Activity: Go through the records and show each line where the word "placeholder" occurs.

Input records: Begin

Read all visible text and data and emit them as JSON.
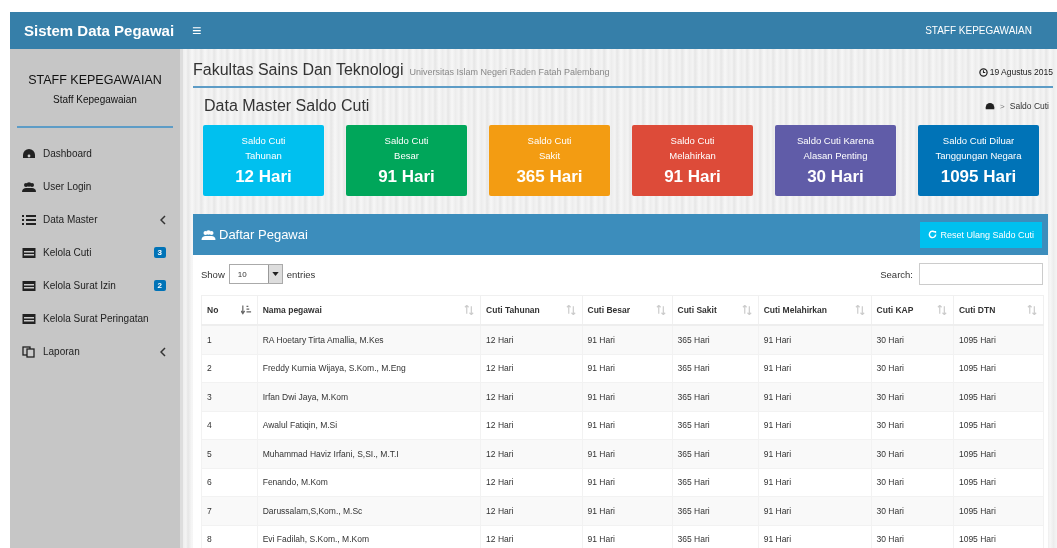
{
  "navbar": {
    "brand": "Sistem Data Pegawai",
    "menu_toggle": "≡",
    "user": "STAFF KEPEGAWAIAN"
  },
  "sidebar": {
    "user_name": "STAFF KEPEGAWAIAN",
    "user_role": "Staff Kepegawaian",
    "items": [
      {
        "label": "Dashboard",
        "has_submenu": false
      },
      {
        "label": "User Login",
        "has_submenu": false
      },
      {
        "label": "Data Master",
        "has_submenu": true
      },
      {
        "label": "Kelola Cuti",
        "badge": "3",
        "has_submenu": false
      },
      {
        "label": "Kelola Surat Izin",
        "badge": "2",
        "has_submenu": false
      },
      {
        "label": "Kelola Surat Peringatan",
        "has_submenu": false
      },
      {
        "label": "Laporan",
        "has_submenu": true
      }
    ]
  },
  "header": {
    "title": "Fakultas Sains Dan Teknologi",
    "subtitle": "Universitas Islam Negeri Raden Fatah Palembang",
    "date": "19 Agustus 2015"
  },
  "page": {
    "title": "Data Master Saldo Cuti",
    "breadcrumb_separator": ">",
    "breadcrumb": "Saldo Cuti"
  },
  "stats": [
    {
      "label": "Saldo Cuti\nTahunan",
      "value": "12 Hari",
      "color": "#00c0ef"
    },
    {
      "label": "Saldo Cuti\nBesar",
      "value": "91 Hari",
      "color": "#00a65a"
    },
    {
      "label": "Saldo Cuti\nSakit",
      "value": "365 Hari",
      "color": "#f39c12"
    },
    {
      "label": "Saldo Cuti\nMelahirkan",
      "value": "91 Hari",
      "color": "#dd4b39"
    },
    {
      "label": "Saldo Cuti Karena\nAlasan Penting",
      "value": "30 Hari",
      "color": "#605ca8"
    },
    {
      "label": "Saldo Cuti Diluar\nTanggungan Negara",
      "value": "1095 Hari",
      "color": "#0073b7"
    }
  ],
  "panel": {
    "title": "Daftar Pegawai",
    "reset_button": "Reset Ulang Saldo Cuti",
    "show_label": "Show",
    "entries_value": "10",
    "entries_label": "entries",
    "search_label": "Search:"
  },
  "table": {
    "columns": [
      {
        "label": "No",
        "sorted": true
      },
      {
        "label": "Nama pegawai",
        "sorted": false
      },
      {
        "label": "Cuti Tahunan",
        "sorted": false
      },
      {
        "label": "Cuti Besar",
        "sorted": false
      },
      {
        "label": "Cuti Sakit",
        "sorted": false
      },
      {
        "label": "Cuti Melahirkan",
        "sorted": false
      },
      {
        "label": "Cuti KAP",
        "sorted": false
      },
      {
        "label": "Cuti DTN",
        "sorted": false
      }
    ],
    "rows": [
      [
        "1",
        "RA Hoetary Tirta Amallia, M.Kes",
        "12 Hari",
        "91 Hari",
        "365 Hari",
        "91 Hari",
        "30 Hari",
        "1095 Hari"
      ],
      [
        "2",
        "Freddy Kurnia Wijaya, S.Kom., M.Eng",
        "12 Hari",
        "91 Hari",
        "365 Hari",
        "91 Hari",
        "30 Hari",
        "1095 Hari"
      ],
      [
        "3",
        "Irfan Dwi Jaya, M.Kom",
        "12 Hari",
        "91 Hari",
        "365 Hari",
        "91 Hari",
        "30 Hari",
        "1095 Hari"
      ],
      [
        "4",
        "Awalul Fatiqin, M.Si",
        "12 Hari",
        "91 Hari",
        "365 Hari",
        "91 Hari",
        "30 Hari",
        "1095 Hari"
      ],
      [
        "5",
        "Muhammad Haviz Irfani, S,SI., M.T.I",
        "12 Hari",
        "91 Hari",
        "365 Hari",
        "91 Hari",
        "30 Hari",
        "1095 Hari"
      ],
      [
        "6",
        "Fenando, M.Kom",
        "12 Hari",
        "91 Hari",
        "365 Hari",
        "91 Hari",
        "30 Hari",
        "1095 Hari"
      ],
      [
        "7",
        "Darussalam,S,Kom., M.Sc",
        "12 Hari",
        "91 Hari",
        "365 Hari",
        "91 Hari",
        "30 Hari",
        "1095 Hari"
      ],
      [
        "8",
        "Evi Fadilah, S.Kom., M.Kom",
        "12 Hari",
        "91 Hari",
        "365 Hari",
        "91 Hari",
        "30 Hari",
        "1095 Hari"
      ]
    ]
  }
}
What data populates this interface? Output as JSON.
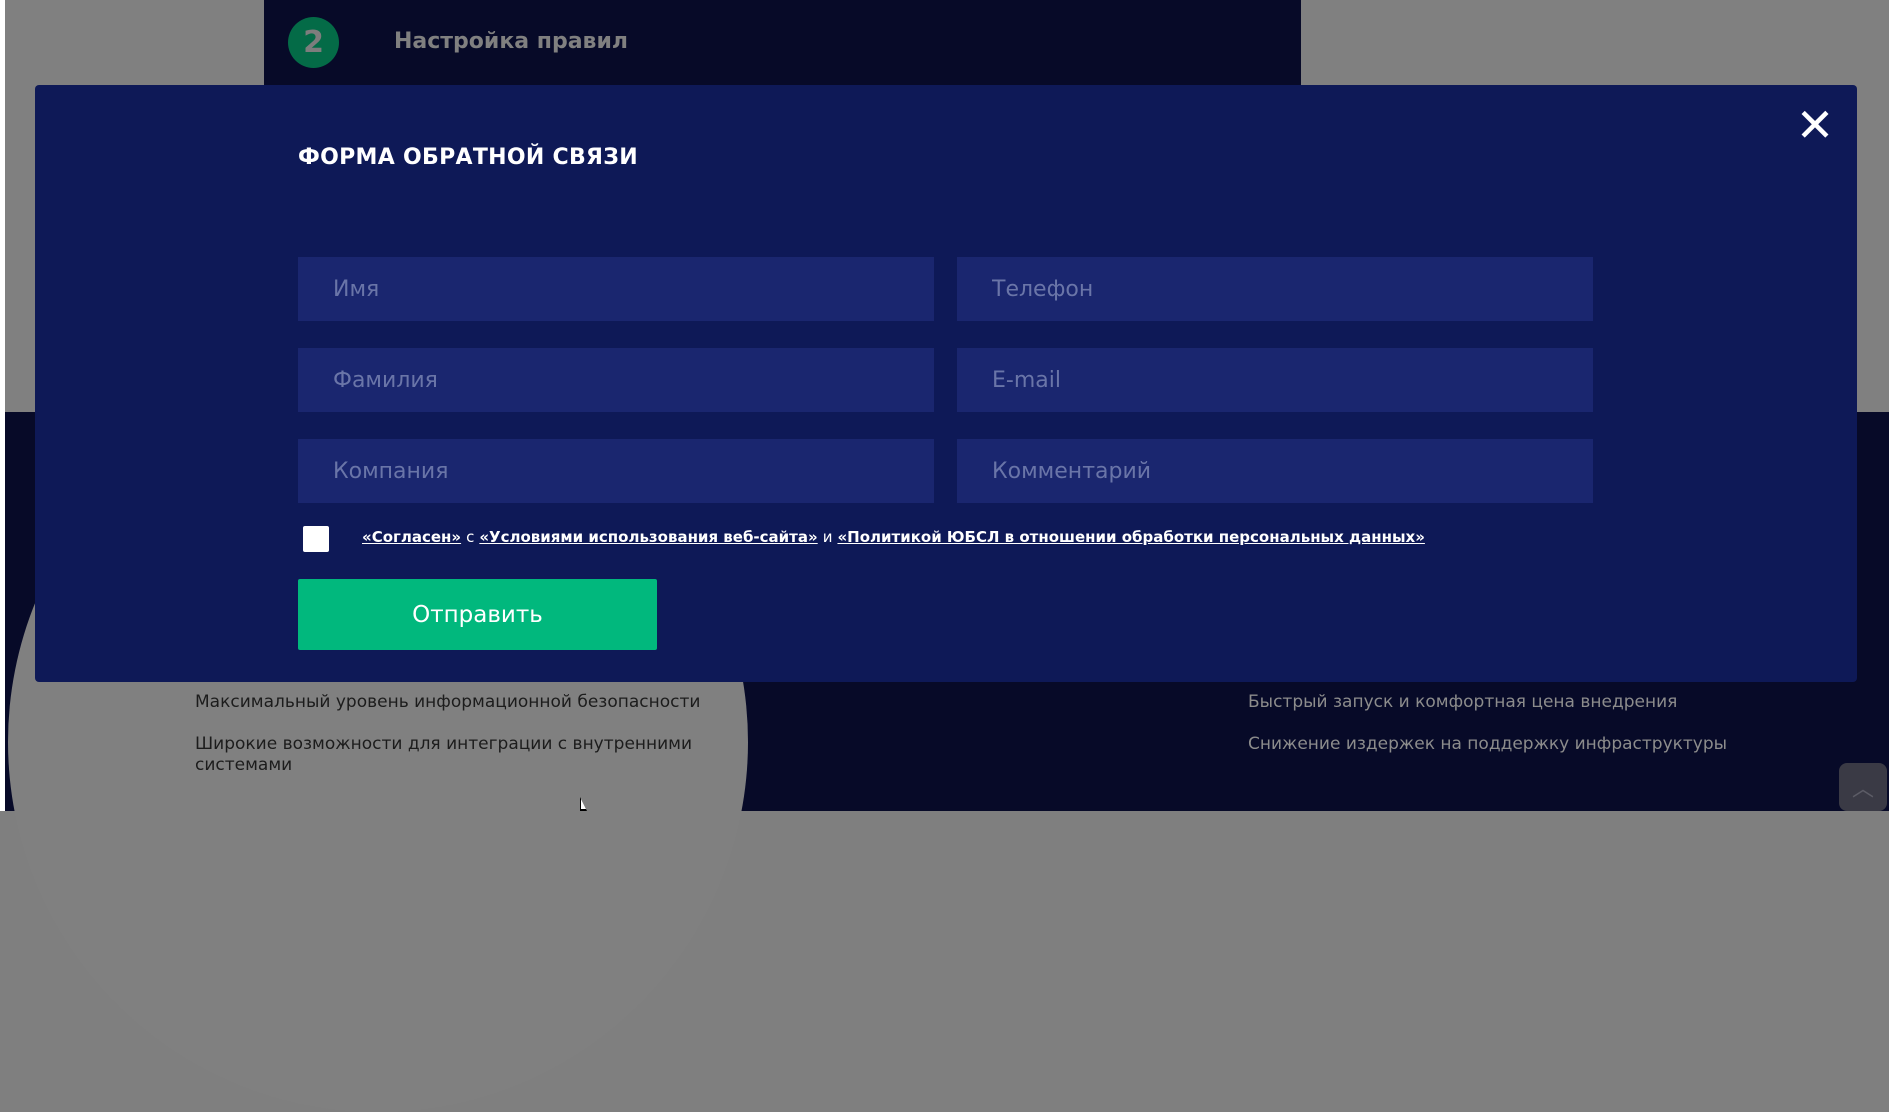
{
  "background": {
    "step_number": "2",
    "step_title": "Настройка правил",
    "features_left": [
      "Максимальный уровень информационной безопасности",
      "Широкие возможности для интеграции с внутренними системами"
    ],
    "features_right": [
      "Быстрый запуск и комфортная цена внедрения",
      "Снижение издержек на поддержку инфраструктуры"
    ],
    "scroll_top_icon": "chevron-up-icon"
  },
  "modal": {
    "close_symbol": "✕",
    "title": "ФОРМА ОБРАТНОЙ СВЯЗИ",
    "fields": {
      "first_name": {
        "placeholder": "Имя",
        "value": ""
      },
      "phone": {
        "placeholder": "Телефон",
        "value": ""
      },
      "last_name": {
        "placeholder": "Фамилия",
        "value": ""
      },
      "email": {
        "placeholder": "E-mail",
        "value": ""
      },
      "company": {
        "placeholder": "Компания",
        "value": ""
      },
      "comment": {
        "placeholder": "Комментарий",
        "value": ""
      }
    },
    "consent": {
      "agree_link": "«Согласен»",
      "with": "с",
      "terms_link": "«Условиями использования веб-сайта»",
      "and": "и",
      "policy_link": "«Политикой ЮБСЛ в отношении обработки персональных данных»"
    },
    "submit_label": "Отправить"
  },
  "colors": {
    "modal_bg": "#0e1957",
    "field_bg": "#1a266f",
    "accent_green": "#01b87d",
    "page_dark": "#070a28"
  }
}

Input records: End

Written reply:
        "placeholder": "Имя",
        "placeholder": "Телефон",
        "placeholder": "Фамилия",
        "placeholder": "E-mail",
        "placeholder": "Компания",
        "placeholder": "Комментарий",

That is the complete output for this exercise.